**** GIVEN DATA ****
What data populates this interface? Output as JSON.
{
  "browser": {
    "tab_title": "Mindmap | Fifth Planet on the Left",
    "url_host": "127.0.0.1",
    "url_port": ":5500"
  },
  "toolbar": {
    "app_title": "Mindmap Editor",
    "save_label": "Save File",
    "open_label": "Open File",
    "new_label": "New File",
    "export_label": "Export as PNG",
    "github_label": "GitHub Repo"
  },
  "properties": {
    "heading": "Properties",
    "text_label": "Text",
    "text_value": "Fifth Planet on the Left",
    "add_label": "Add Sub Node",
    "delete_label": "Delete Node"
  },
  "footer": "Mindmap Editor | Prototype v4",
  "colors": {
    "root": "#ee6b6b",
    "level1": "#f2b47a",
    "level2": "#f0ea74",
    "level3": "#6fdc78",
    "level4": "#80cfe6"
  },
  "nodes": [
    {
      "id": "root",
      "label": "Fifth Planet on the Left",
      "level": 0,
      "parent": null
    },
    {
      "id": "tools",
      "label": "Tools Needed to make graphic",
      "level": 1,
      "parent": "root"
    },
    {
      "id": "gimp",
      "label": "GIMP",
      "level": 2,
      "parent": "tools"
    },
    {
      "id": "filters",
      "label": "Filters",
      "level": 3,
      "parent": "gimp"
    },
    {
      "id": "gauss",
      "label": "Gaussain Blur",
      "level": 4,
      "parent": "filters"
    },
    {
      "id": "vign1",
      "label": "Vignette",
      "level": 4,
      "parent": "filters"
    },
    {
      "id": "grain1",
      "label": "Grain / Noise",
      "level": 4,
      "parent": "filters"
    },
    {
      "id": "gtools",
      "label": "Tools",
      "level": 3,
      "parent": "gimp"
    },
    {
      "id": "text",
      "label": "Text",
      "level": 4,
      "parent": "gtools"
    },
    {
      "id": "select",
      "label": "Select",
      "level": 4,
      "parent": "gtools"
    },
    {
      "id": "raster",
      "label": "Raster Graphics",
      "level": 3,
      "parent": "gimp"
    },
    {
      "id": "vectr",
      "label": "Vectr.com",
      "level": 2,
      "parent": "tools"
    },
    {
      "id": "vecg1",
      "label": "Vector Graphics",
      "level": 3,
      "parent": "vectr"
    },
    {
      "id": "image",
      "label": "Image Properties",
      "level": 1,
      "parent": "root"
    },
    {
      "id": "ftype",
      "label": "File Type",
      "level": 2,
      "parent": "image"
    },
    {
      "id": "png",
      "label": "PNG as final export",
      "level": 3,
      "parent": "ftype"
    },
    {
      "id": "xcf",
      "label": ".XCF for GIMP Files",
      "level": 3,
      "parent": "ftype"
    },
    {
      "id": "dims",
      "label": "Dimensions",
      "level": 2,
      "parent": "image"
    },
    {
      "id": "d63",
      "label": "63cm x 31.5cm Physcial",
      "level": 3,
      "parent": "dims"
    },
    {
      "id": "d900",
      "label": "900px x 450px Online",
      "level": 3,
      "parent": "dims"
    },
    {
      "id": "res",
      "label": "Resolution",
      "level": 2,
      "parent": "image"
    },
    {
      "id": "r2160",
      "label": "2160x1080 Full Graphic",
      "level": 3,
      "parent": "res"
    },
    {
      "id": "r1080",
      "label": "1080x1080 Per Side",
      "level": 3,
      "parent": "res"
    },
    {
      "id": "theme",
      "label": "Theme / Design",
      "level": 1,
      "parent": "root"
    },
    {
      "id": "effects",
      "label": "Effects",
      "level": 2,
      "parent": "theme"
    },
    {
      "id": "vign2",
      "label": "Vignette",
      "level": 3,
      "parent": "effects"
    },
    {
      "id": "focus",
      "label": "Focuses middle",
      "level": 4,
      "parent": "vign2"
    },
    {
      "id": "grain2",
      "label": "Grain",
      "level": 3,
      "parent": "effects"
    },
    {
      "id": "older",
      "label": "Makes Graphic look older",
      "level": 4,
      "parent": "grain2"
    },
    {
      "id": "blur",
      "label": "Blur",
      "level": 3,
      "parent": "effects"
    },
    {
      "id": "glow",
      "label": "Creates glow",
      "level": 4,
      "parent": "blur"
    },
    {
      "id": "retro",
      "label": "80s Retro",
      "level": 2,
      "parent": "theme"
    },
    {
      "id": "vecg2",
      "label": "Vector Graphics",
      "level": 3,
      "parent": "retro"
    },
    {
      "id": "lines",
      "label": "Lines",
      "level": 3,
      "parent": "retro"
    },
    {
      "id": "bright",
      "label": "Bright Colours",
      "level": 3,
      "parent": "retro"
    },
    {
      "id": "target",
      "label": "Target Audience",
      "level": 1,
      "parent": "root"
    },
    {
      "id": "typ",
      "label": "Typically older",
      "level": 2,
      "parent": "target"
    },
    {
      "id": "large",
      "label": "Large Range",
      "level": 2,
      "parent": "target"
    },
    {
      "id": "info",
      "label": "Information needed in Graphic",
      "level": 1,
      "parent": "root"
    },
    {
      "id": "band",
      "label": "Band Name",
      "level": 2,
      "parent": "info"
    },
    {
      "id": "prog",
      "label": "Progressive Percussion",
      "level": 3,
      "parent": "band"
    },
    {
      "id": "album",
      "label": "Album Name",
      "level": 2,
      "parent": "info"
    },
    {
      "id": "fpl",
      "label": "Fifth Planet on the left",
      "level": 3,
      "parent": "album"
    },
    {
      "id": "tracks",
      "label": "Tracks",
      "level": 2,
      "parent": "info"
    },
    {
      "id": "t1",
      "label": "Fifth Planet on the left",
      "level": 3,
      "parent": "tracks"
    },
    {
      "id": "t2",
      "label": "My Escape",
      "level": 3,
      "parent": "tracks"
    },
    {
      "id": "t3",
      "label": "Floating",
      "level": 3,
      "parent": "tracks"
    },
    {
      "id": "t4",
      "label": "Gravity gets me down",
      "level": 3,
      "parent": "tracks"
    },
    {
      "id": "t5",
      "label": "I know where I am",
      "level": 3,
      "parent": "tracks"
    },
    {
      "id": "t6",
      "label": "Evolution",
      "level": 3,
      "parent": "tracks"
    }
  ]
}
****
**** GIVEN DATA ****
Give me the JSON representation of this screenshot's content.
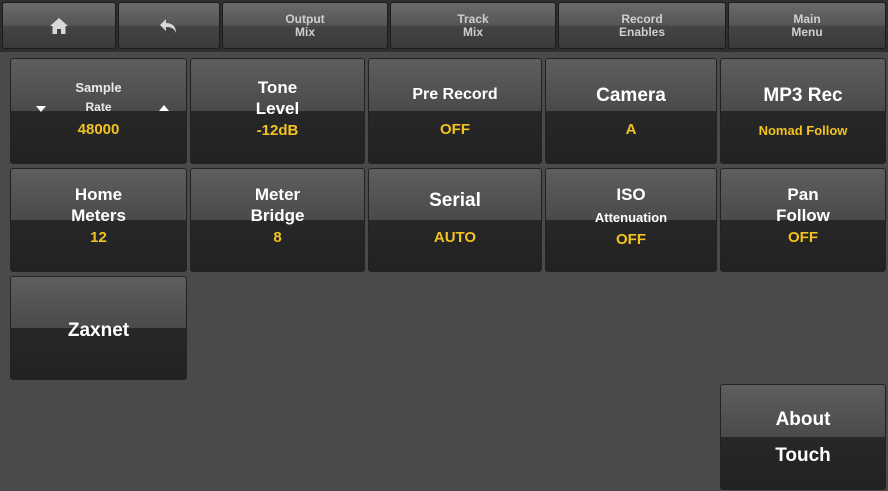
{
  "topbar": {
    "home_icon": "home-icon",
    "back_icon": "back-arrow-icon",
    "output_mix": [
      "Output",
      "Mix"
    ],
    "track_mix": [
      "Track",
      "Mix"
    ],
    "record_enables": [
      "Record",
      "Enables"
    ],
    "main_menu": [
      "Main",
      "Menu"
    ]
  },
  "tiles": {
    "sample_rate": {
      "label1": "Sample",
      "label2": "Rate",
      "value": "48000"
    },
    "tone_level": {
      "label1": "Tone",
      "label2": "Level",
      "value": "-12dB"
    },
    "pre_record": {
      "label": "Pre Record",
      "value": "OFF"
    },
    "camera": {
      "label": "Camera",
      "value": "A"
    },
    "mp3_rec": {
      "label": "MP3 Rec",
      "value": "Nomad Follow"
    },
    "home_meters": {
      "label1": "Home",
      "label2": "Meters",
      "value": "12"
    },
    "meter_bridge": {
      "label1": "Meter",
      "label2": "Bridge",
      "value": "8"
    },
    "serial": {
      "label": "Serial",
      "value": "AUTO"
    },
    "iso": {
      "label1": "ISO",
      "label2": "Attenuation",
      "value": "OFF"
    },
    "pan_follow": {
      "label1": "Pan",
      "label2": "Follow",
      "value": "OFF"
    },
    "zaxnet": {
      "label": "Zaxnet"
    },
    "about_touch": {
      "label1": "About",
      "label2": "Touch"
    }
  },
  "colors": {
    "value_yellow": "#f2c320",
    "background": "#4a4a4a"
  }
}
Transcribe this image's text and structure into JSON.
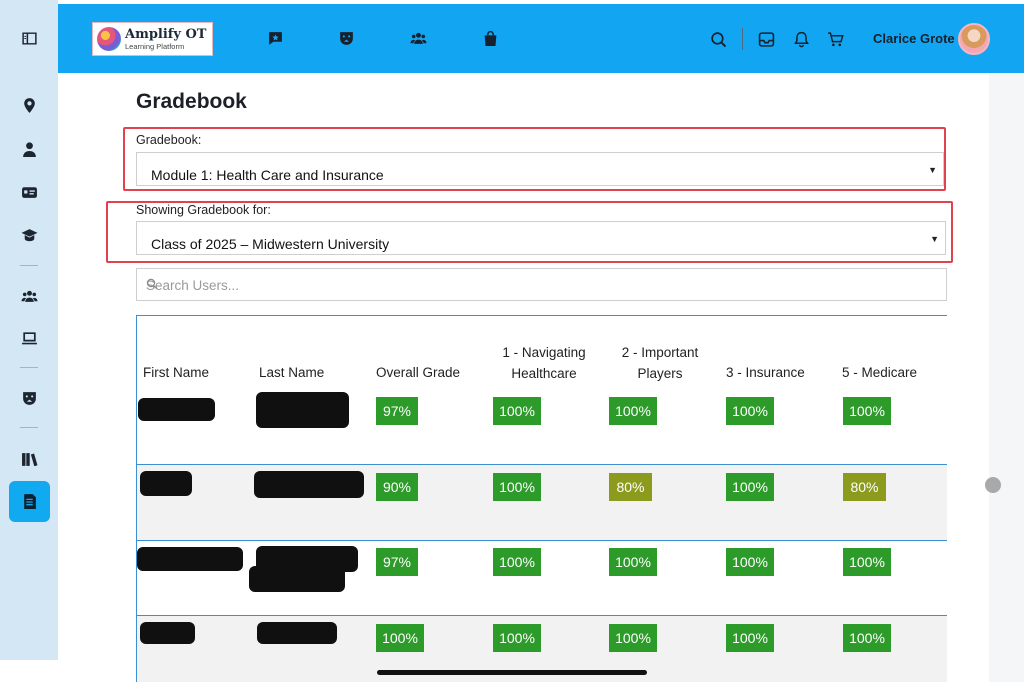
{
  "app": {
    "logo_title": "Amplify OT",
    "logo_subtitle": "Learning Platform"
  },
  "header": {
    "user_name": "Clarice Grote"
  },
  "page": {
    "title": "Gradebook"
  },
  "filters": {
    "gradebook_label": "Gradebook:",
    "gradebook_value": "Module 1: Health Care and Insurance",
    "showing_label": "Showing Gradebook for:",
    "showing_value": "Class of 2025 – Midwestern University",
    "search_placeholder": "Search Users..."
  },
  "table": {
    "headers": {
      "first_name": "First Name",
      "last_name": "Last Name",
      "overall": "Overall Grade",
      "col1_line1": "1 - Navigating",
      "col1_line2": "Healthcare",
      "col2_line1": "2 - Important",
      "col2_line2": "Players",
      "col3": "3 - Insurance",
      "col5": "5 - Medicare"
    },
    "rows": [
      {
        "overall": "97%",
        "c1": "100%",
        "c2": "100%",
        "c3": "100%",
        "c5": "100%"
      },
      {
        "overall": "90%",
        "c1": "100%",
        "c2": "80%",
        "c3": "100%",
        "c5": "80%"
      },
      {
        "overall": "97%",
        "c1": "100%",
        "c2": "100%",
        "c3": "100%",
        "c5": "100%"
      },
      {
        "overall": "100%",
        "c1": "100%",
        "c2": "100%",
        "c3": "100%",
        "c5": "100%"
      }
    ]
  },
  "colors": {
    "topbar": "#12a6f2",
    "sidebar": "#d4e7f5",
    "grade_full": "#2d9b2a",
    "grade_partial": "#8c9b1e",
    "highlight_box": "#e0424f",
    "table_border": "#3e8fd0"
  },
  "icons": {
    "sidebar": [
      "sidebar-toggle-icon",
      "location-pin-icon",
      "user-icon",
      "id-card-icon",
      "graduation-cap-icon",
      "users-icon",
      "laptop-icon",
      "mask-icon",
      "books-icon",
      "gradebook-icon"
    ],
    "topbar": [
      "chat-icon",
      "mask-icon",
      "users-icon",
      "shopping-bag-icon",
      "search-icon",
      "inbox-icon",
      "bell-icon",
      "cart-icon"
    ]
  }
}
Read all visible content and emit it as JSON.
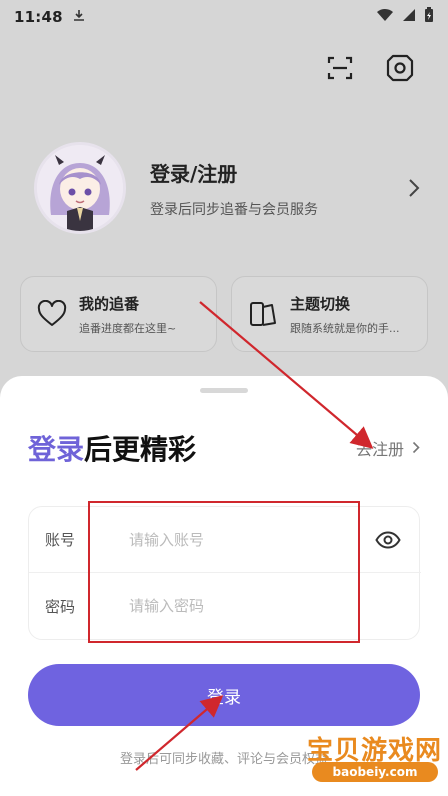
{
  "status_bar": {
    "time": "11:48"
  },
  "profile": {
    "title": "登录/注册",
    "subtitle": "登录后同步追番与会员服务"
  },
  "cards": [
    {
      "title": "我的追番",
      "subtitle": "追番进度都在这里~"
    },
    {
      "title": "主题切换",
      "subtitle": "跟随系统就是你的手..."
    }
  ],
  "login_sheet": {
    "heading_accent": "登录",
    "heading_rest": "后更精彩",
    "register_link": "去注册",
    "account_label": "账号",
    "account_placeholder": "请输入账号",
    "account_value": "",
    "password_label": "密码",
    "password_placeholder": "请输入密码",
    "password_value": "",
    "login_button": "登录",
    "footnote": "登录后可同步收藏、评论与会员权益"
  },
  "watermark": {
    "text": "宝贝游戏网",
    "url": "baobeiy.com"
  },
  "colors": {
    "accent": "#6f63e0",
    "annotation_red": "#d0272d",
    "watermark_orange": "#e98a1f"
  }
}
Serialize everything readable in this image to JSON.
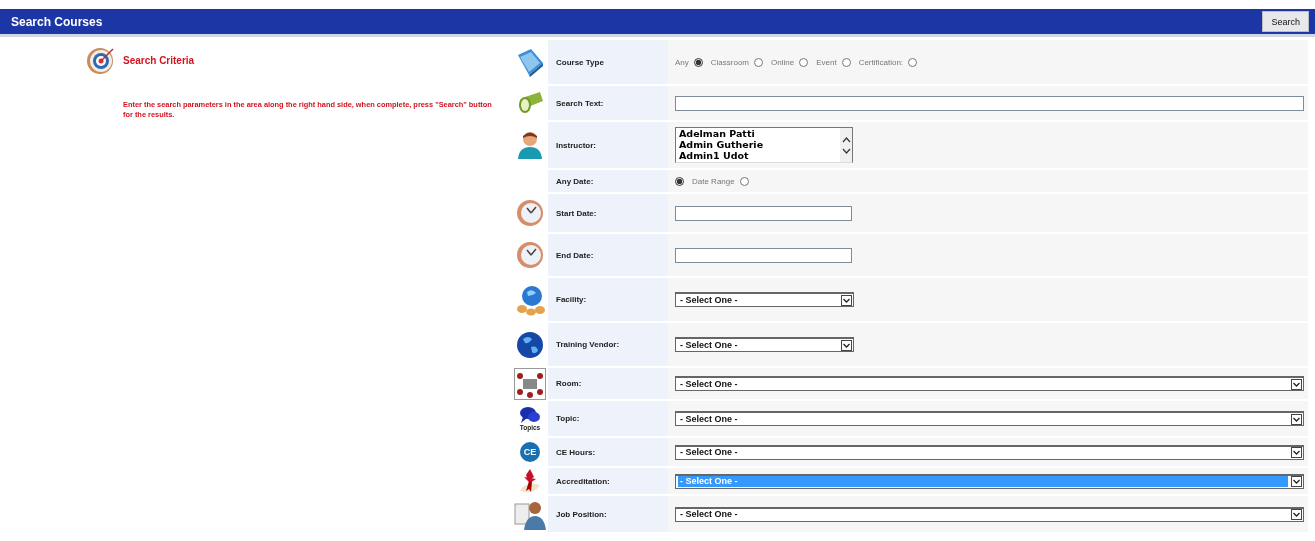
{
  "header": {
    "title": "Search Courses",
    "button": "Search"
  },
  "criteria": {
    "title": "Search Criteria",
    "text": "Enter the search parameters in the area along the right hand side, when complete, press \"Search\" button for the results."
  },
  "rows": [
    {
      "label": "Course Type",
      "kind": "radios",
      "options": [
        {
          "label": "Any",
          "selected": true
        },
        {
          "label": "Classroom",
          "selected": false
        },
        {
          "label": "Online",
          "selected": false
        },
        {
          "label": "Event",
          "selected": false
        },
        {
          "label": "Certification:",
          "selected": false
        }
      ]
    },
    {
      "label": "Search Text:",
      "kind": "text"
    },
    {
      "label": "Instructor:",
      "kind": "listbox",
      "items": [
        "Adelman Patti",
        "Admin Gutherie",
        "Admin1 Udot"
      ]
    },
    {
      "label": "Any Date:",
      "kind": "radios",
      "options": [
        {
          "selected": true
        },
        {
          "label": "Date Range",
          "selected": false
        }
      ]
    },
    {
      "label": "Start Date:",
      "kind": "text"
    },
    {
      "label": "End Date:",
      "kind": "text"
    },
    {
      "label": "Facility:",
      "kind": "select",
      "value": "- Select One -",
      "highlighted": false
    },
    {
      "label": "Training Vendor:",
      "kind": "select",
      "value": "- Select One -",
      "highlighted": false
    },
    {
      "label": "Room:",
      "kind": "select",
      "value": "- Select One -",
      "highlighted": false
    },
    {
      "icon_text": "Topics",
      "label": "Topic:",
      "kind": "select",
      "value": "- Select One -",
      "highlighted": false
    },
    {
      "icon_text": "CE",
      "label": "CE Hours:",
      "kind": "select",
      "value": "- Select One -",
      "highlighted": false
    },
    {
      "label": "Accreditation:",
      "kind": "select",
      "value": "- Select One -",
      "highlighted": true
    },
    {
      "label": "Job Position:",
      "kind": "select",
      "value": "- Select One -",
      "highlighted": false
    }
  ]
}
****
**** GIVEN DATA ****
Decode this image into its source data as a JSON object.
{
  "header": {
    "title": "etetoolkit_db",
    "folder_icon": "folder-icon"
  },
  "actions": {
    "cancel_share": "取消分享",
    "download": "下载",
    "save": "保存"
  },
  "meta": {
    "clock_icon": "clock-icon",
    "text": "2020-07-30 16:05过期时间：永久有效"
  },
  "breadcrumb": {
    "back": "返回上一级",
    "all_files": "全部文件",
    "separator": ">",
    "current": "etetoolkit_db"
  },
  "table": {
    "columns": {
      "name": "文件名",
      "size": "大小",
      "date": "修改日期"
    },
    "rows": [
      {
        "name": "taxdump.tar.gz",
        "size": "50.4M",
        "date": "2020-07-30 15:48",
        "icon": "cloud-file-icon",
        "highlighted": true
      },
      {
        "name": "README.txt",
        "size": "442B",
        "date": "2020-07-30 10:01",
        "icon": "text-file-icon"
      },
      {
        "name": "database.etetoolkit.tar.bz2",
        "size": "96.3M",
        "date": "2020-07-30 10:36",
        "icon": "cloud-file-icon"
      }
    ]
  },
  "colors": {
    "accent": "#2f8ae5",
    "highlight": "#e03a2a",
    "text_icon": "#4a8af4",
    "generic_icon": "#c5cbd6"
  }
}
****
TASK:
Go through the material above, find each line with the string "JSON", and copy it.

ANSWER FOR THIS EXERCISE:
What data populates this interface? Output as JSON.
Give me the JSON representation of this screenshot's content.
Transcribe this image's text and structure into JSON.
Read all visible content and emit it as JSON.
Serialize everything readable in this image to JSON.
Decode this image into its source data as a JSON object.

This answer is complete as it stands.